By Catherine Contreras

What do you get when over 500,000 people attend the March for Life in Washington DC? Yup. A biased main stream media barely covering it, again. OAKLAND, CA (Catholic Online) - On the 42nd Anniversary of Roe v Wade, the Supreme Court decision legalizing abortion in ... continue reading


Arlington Diocesan teachers provide English Language Learners with special support Watch

Image of Fourth-grade students work on personalized language arts activities at St. Thomas More Cathedral School in Arlington. (Christine Stoddard, The Arlington Catholic Herald)

By Christine Stoddard, The Arlington Catholic Herald

Step into Sarah Conrad's pre-kindergarten classroom at St. Thomas More Cathedral School in Arlington and you'll see the usual suspects: tiny furniture, storybooks, brightly colored posters and educational toys. But you'll also notice that laminated labels abound. ... continue reading


'Self righteousness is not going to change peoples' attitudes and save babies,' Cardinal says Watch

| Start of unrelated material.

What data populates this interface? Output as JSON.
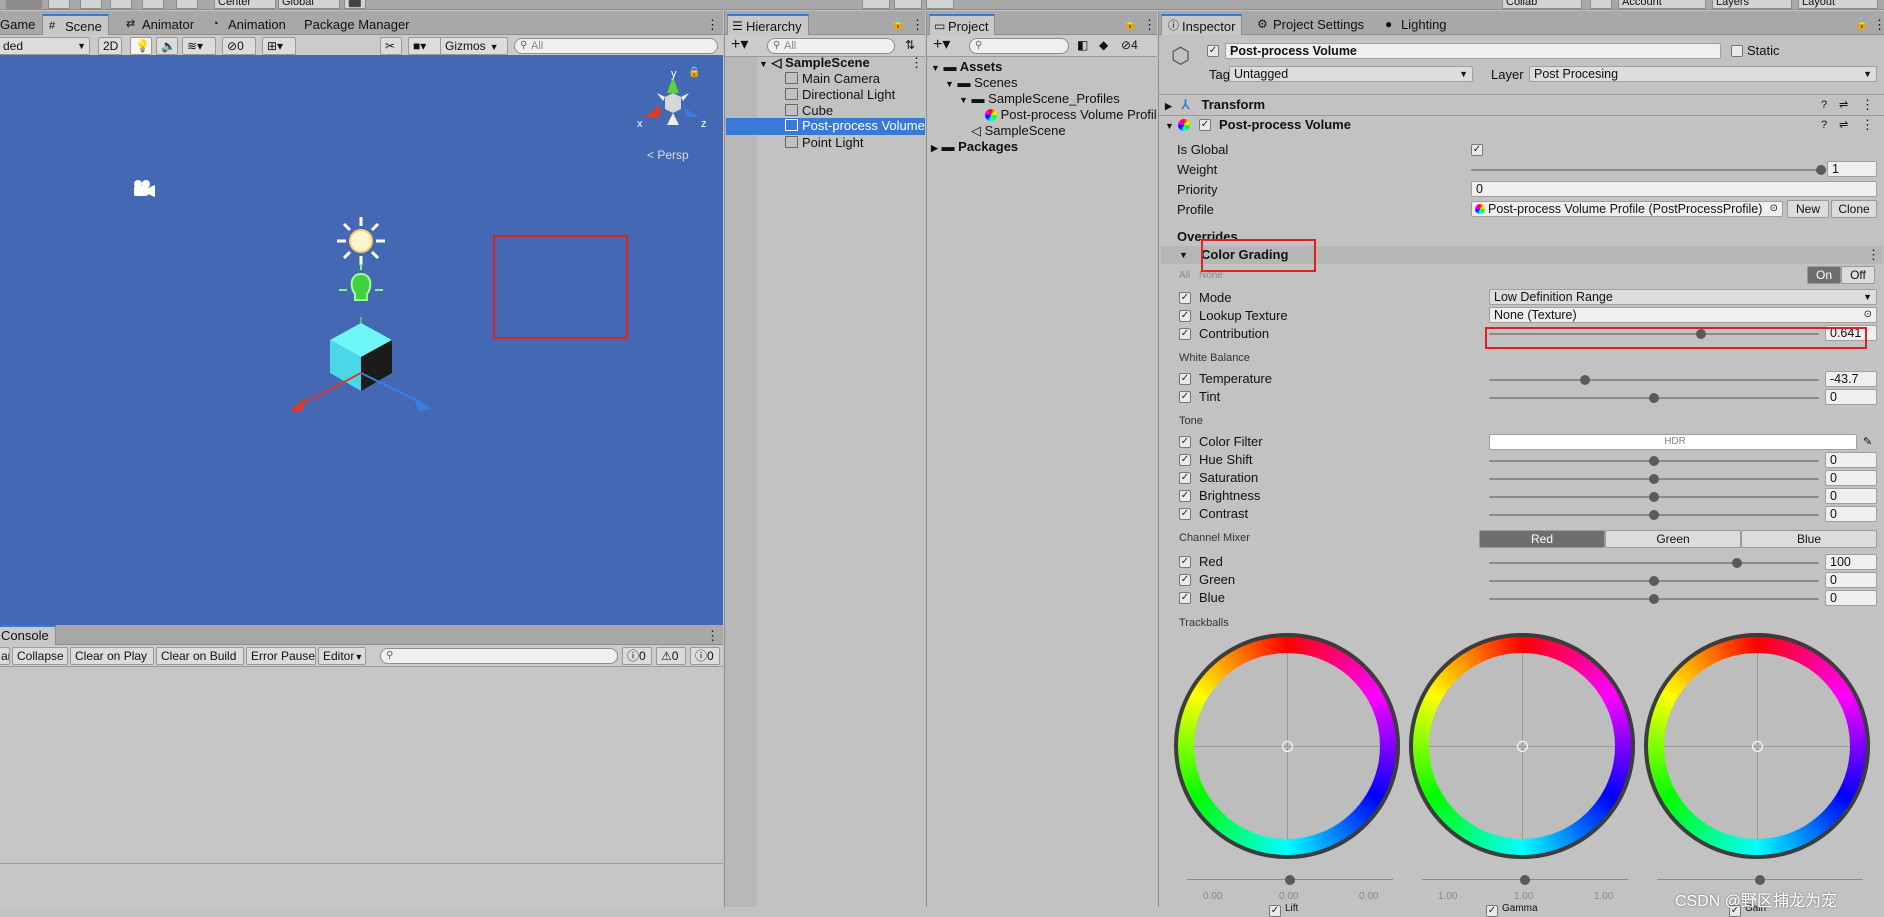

Image of Cardinal Sean O'Malley says that the abortion issue in the United States is a call for those of all faiths to action.

By Catholic Online (NEWS CONSORTIUM)

In delivering his homily at the March for Life vigil in Washington D.C., Cardinal Sean O'Malley said that indifference is the "greatest enemy" of the pro-life movement, adding that "to change people's hearts we must love them." Speaking at the Basilica of the ... continue reading


Eighth Annual Stand Up 4 Life Rally|Walk in Oakland, California! Watch

Image of Walk for Life in California

By Catherine Contreras

"If Black lives matter, they have to matter in the womb first. Because if Black lives don't matter in the womb, they don't matter anywhere else. So join us and help us speak up for those who cannot speak for themselves." - Walter B. Hoye II, Founder and President of ... continue reading


Papal Nuncio to Join Walk for Life West Coast! Watch

Image of Archbishop Carlo Maria Vigaṇ

By Catherine Contreras

The Walk for Life West Coast is honored to announce that Archbishop Carlo Maria ViganĂ², the Holy Father's Ambassador to the United States, will be attending the 11th Annual Walk for Life West Coast in San Francisco, on January 24, 2015. LOS ANGELES, CA (Catholic ... continue reading


Build a Culture of Life! A Rally Cry Was Heard In Los Angeles!

Image of Pro-lifers marched in One Life LA on January 17, 2015.

By Catherine Contreras

 A Rally Cry Was Heard in Los Angeles, California, "Build a Culture of Life! A Culture That Loves Life and That Defends Life!" The Mission of OneLifeLA is to unite communities and inspire positive action through an annual event that promotes the beauty and ... continue reading


Catholics fail to practice 'responsible parenthood' when they have too many children, Pope Francis says Watch

Image of

By Catholic Online (NEWS CONSORTIUM)

Pope Francis recently praised Blessed Paul VI for defending Catholic teaching against contraception. At the same time, "this does not mean a Christian must make children one after another," the Pope added. In fact, Catholics fail to practice "responsible ... continue reading


All Living Faith News

Newsletters

Newsletter Sign Up icon

Stay up to date with the latest news, information, and special offers

Daily Readings

Reading 1, Hebrews 10:1-10
1 So, since the Law contains no more than a ... Read More

Psalm, Psalms 40:2, 4, 7-8, 10, 11
2 He pulled me up from the seething chasm, from the ... Read More

Gospel, Mark 3:31-35
31 Now his mother and his brothers arrived and, ... Read More

Saint of the Day

Saint of the Day for January 27th, 2015 Image

St. Angela Merici
January 27: When she was 56, Angela Merici said "No" to the Pope. She was ... Read More

Inform, Inspire & Ignite Logo

Find Catholic Online on Facebook and get updates right in your live feed.

Become a fan of Catholic Online on Facebook


Follow Catholic Online on Twitter and get News and Product updates.

Follow us on Twitter